→ WORK REQUEST:
Lines of the data that contain the word "singer" are the ones to copy.
Start of INPUT MATERIAL
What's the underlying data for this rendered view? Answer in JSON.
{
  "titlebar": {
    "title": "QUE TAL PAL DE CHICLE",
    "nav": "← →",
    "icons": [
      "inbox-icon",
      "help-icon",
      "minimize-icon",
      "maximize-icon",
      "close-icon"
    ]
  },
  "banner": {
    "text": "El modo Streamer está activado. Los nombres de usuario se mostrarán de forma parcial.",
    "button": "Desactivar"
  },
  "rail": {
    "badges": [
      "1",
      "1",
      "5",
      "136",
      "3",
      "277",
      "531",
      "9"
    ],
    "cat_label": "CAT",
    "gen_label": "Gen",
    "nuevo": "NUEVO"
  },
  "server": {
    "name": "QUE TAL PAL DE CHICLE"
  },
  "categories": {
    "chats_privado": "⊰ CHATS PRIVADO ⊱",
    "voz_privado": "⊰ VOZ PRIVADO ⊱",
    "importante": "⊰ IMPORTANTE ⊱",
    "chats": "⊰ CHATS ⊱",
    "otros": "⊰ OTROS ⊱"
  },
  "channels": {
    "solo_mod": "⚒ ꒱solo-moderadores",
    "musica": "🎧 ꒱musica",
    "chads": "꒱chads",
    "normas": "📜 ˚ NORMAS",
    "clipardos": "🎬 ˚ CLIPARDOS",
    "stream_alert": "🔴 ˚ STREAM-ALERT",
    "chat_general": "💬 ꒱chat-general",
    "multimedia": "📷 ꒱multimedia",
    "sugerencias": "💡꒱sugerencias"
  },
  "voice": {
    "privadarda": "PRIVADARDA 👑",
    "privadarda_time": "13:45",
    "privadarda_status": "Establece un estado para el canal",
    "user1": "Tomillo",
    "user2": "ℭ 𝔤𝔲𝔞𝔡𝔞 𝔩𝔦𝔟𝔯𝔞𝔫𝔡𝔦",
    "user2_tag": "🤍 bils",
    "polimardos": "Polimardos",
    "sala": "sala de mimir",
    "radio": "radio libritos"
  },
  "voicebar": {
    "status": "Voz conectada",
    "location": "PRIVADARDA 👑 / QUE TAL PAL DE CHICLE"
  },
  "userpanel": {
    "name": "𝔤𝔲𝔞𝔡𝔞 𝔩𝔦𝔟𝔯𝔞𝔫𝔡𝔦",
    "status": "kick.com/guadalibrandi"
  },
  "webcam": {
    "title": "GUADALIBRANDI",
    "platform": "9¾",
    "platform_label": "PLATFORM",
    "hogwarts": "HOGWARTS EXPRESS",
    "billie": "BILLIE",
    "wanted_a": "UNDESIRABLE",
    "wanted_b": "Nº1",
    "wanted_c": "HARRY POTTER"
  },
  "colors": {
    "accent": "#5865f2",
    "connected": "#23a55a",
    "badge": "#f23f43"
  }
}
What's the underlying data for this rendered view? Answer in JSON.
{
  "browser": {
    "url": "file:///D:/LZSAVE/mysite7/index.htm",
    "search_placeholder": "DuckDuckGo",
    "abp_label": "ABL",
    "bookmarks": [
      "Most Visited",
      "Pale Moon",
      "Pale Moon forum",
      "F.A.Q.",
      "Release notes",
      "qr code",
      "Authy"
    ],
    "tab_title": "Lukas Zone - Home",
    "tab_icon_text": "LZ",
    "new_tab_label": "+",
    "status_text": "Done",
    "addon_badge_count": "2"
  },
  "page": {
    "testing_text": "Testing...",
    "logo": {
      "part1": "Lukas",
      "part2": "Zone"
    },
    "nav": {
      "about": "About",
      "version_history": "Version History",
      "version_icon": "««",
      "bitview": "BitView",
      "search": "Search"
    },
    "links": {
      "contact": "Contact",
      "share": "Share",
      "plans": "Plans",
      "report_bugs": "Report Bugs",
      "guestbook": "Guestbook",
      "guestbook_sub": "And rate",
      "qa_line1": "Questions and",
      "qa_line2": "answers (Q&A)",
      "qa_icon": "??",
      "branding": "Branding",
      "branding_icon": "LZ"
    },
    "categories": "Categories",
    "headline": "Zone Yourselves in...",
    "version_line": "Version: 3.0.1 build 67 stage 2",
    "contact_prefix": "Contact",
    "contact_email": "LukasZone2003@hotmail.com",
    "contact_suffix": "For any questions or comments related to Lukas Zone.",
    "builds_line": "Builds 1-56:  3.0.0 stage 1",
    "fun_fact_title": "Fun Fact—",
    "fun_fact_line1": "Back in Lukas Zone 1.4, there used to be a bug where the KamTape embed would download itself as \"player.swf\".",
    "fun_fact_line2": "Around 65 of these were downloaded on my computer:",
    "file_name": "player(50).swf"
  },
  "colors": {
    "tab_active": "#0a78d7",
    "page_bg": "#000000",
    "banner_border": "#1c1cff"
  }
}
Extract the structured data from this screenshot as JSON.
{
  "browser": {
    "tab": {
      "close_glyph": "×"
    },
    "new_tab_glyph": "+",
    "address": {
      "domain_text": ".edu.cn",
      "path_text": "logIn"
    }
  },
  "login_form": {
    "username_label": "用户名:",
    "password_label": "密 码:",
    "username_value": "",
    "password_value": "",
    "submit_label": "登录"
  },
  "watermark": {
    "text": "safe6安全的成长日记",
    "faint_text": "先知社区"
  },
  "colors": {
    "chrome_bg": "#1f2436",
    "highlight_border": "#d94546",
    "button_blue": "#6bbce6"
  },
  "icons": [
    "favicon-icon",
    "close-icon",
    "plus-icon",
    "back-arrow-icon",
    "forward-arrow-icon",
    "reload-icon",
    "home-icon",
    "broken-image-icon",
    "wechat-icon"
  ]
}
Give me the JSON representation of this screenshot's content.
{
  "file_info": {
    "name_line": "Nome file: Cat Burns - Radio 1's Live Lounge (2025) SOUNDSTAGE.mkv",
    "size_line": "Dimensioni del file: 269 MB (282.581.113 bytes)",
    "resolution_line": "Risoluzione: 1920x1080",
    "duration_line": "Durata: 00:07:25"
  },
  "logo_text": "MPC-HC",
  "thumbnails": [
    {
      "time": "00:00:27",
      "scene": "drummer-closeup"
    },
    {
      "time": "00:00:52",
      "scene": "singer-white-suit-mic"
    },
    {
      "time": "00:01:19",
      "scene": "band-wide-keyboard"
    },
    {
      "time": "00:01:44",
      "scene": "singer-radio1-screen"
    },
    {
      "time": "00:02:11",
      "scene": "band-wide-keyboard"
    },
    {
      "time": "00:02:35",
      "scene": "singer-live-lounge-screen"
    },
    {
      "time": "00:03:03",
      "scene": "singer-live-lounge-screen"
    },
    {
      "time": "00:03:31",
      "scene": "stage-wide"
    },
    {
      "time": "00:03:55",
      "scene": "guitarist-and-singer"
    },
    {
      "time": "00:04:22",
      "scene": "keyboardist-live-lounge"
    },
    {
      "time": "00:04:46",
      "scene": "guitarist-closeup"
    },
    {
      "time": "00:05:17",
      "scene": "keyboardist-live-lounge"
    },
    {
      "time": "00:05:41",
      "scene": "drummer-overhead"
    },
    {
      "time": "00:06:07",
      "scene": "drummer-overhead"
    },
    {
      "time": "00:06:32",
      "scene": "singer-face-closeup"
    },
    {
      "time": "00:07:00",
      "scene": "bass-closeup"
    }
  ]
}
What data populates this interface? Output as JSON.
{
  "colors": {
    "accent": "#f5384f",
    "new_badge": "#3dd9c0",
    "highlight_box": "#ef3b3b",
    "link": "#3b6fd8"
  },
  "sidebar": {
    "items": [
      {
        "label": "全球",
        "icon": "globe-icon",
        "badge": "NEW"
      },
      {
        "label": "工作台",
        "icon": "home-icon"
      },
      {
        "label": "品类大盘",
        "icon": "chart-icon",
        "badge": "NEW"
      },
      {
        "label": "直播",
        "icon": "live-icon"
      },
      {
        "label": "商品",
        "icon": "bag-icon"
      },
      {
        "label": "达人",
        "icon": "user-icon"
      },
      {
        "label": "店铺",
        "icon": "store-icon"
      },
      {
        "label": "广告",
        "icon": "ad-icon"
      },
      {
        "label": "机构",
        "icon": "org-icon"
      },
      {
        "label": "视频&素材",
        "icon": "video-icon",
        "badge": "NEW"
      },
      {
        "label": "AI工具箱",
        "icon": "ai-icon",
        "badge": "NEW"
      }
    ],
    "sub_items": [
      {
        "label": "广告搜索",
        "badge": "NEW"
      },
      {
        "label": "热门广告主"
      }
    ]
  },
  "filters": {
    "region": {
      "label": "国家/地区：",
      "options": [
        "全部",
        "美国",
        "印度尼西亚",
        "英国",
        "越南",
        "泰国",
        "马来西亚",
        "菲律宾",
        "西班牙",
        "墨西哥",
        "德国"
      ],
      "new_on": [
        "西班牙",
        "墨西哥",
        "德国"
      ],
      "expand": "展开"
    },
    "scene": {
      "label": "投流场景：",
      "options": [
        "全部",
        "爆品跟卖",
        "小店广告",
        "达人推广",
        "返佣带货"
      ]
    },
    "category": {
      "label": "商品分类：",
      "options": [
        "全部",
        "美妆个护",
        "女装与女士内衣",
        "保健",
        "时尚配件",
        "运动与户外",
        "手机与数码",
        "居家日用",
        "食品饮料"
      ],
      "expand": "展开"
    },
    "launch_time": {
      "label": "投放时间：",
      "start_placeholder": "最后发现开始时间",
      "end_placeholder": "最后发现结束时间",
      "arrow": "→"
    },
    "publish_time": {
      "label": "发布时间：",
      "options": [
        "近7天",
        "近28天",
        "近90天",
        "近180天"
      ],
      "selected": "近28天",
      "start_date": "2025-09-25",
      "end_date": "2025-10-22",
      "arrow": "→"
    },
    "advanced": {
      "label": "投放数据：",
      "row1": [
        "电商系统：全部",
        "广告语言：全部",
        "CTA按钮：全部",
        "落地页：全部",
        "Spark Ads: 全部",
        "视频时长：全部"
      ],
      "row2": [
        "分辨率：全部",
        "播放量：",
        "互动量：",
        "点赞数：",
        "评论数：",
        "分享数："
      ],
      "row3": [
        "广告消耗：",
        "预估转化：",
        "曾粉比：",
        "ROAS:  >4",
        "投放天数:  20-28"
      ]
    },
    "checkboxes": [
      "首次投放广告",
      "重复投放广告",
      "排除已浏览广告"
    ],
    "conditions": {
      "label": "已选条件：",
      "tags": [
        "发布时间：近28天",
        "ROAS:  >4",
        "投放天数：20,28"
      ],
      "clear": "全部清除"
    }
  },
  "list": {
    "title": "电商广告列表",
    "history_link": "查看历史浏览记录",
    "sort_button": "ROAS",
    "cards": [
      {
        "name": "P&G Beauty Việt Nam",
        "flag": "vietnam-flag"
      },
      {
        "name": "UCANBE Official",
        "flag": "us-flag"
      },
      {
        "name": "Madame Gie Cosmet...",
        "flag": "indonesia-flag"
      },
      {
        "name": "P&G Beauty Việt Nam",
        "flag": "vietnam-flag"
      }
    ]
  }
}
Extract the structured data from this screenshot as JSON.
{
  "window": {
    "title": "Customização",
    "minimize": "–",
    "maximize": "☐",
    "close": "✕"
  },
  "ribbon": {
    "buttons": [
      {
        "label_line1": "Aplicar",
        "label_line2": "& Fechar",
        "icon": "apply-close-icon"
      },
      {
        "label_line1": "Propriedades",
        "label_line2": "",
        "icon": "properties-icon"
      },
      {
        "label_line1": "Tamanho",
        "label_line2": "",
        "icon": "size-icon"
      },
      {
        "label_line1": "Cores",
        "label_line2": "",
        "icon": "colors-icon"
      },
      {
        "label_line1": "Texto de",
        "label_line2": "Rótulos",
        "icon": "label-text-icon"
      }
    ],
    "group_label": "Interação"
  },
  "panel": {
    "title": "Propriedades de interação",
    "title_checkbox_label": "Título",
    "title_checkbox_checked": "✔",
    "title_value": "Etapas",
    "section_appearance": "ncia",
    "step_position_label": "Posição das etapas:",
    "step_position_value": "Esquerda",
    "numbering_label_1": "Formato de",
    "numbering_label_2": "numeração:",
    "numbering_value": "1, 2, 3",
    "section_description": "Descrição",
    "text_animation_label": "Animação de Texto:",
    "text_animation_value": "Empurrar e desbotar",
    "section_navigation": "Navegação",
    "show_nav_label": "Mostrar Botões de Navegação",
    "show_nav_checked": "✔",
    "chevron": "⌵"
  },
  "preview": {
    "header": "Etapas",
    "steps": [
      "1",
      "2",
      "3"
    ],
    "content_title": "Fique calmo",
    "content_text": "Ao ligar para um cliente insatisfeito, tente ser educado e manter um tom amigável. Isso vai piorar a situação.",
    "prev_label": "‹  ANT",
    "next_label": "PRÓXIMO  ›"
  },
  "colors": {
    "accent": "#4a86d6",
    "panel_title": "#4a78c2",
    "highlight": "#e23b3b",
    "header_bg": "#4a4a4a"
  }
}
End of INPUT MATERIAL
→ RESPONSE TO THE EXERCISE:
      "scene": "singer-white-suit-mic"
      "scene": "singer-radio1-screen"
      "scene": "singer-live-lounge-screen"
      "scene": "singer-live-lounge-screen"
      "scene": "guitarist-and-singer"
      "scene": "singer-face-closeup"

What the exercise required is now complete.